Private companies may be most at risk right before IPO
While overall risks remain the same for both public and private companies, public companies are often better prepared as they have more consistent scrutiny on cyber risks due to their required engagement with public investors. In contrast, when investing in a private company at early stages, investors likely have very limited insight into the company’s cybersecurity risks.
Importantly, we believe private companies are at the highest risk of a cybersecurity attack right before they go public. This is because a public announcement can draw the attention of “black hat” hackers who are very aware of a company’s maturity stage. If controls are not in place, IPO headlines can place an easy target on a company that may not be able to fend off or survive an attack and is therefore more likely to pay a ransom. By addressing these risks early, private companies can better avoid issues at this critical transition period.
Increasing regulatory considerations
Regulators across the globe are increasingly concerned about data privacy, security, and transparency. For example, the SEC identified “information security and operational resiliency” as one of its 2021 priorities and has proposed rule amendments to ameliorate disclosures regarding cybersecurity risk governance. The proposal encourages boards to enhance disclosure on the rigor of their cybersecurity oversight committees, to recruit specific director expertise, to incorporate cybersecurity performance in executive compensation, and to align with external security process best practices.10 In addition, in February 2022, the SEC proposed its first comprehensive cybersecurity rule for investment advisors and funds. This would require confidential disclosure to the SEC of details about the scope of the breach, how the advisor/fund is working to limit the hack’s impact, and its effect on financial markets.11 Furthermore, an annual investor disclosure on cybersecurity preparedness and maintenance of such practices would also be required.
While cybersecurity regulation evolves, there are several frameworks that private companies can leverage to help mitigate increasing risks, such as ISO 27000, the National Institute of Standards and Technology’s Cybersecurity Framework, or the Cybersecurity Maturity Model. However, we recommend companies design their own standards in a way that is most relevant to their business model and industry. This allows their controls to be sufficiently customized for their risk profile.

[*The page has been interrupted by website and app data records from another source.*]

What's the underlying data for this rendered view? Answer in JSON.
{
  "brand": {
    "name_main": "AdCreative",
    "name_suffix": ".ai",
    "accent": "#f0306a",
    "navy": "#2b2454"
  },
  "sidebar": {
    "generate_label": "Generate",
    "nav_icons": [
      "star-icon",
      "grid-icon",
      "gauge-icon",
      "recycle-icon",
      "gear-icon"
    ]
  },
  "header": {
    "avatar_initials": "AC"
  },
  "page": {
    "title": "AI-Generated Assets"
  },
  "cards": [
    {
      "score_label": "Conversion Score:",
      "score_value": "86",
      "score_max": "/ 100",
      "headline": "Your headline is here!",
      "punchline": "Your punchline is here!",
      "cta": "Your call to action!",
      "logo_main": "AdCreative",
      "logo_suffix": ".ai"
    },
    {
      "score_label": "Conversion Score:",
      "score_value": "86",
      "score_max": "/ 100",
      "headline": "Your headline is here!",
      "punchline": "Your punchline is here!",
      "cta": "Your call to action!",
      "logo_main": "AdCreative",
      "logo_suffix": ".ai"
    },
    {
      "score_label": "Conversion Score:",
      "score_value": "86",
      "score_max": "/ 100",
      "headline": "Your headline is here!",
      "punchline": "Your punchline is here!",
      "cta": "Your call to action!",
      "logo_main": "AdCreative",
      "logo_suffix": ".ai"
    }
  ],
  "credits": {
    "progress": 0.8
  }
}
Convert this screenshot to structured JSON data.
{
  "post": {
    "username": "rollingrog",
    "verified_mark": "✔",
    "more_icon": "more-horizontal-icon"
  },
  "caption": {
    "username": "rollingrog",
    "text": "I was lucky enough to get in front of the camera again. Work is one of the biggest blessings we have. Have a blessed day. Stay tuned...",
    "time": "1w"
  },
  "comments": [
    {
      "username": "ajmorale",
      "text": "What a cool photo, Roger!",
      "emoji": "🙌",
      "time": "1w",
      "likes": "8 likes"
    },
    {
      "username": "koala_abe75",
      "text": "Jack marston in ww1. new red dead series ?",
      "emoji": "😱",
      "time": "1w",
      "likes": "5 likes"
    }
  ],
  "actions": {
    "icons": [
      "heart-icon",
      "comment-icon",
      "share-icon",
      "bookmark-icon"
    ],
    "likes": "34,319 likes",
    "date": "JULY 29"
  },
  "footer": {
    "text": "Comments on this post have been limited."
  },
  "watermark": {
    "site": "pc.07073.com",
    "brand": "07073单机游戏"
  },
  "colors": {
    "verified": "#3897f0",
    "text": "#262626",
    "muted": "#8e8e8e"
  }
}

In addition, trends in data privacy regulation have seen an increased emphasis on consumer welfare and control. In 2018, the EU created a new set of rules — the General Data Protection Regulation (GDPR) — designed to give EU citizens more control over their personal data. Several other regions have since begun implementing similar policies, including the California Consumer Privacy Act (CCPA) in the US. These policies promote lawfulness, fairness, accuracy, and transparency of data processing, limitations on data collection and storage, and robust processes for accountability and recourse.12 As these regulations continue to rise, well-prepared private companies can differentiate themselves from their peers.
Cyber hygiene practices for private companies
In addition to the actual risks, private companies should consider preparing for greater scrutiny as more investors include cybersecurity risk evaluations in their due diligence process. While each black hat incident itself is important, how a company responds to attacks is often more material to investors. Companies should always disclose attacker incidents to the affected stakeholders (such as customers or suppliers). Furthermore, we believe companies need to be proactive and disclose incidents publicly or internally depending on the specific business circumstances and the sensitivity of the data.
Investors are also concerned with the amount of capital deployed to technological investments relating to cyber protection. Higher-risk industries (such as tech and retail) and private companies/SMEs (due to their maturity stage and vulnerability level) are expected to allocate an above-average amount to IT spending. Firms typically spend roughly 1.7% – 12% of IT expenses on cyber risk (sometimes upward of 20% depending on risk level) and rarely spend less than 5%.13 This can include investments to update hardware and software, multifactor authentications, adoption of cybersecurity insurance, and procurement of third-party score assessments. Notably, insurance is often a good proxy for company materiality and cyber strength. However, insurance premiums have been on the rise and many companies struggle to obtain coverage due to heightened risks. Insurance has also broadened the ransom market as attackers are aware of what companies can afford.
Importantly, companies must continuously and aggressively patch and evolve their security as attackers are constantly modifying their approach. While smaller firms can outsource most of their security operations, we believe it is important to hire someone in-house on the leadership team who has the necessary practical level of expertise to formulate bespoke risk assessments and controls. In contrast, third parties will often provide a commodity service without the necessary nuanced perspective. In addition, we believe it is essential for private companies to produce sustainability reports that provide a high-level disclosure of the above as well as details on governance structures and controls. These disclosures are viewed favorably by investors as positive indicators of a private company’s cybersecurity maturity and precaution.
On the privacy end, companies are encouraged to adhere to the GDPR and CCPA guidelines and to use clear and simple language in their privacy policies. To maintain trust and increase user control, we believe companies should also provide high-level disclosure on any AI decision-making processes, consider AI best practices and principles, and facilitate user access to correction, retention, portability, and deletion of data.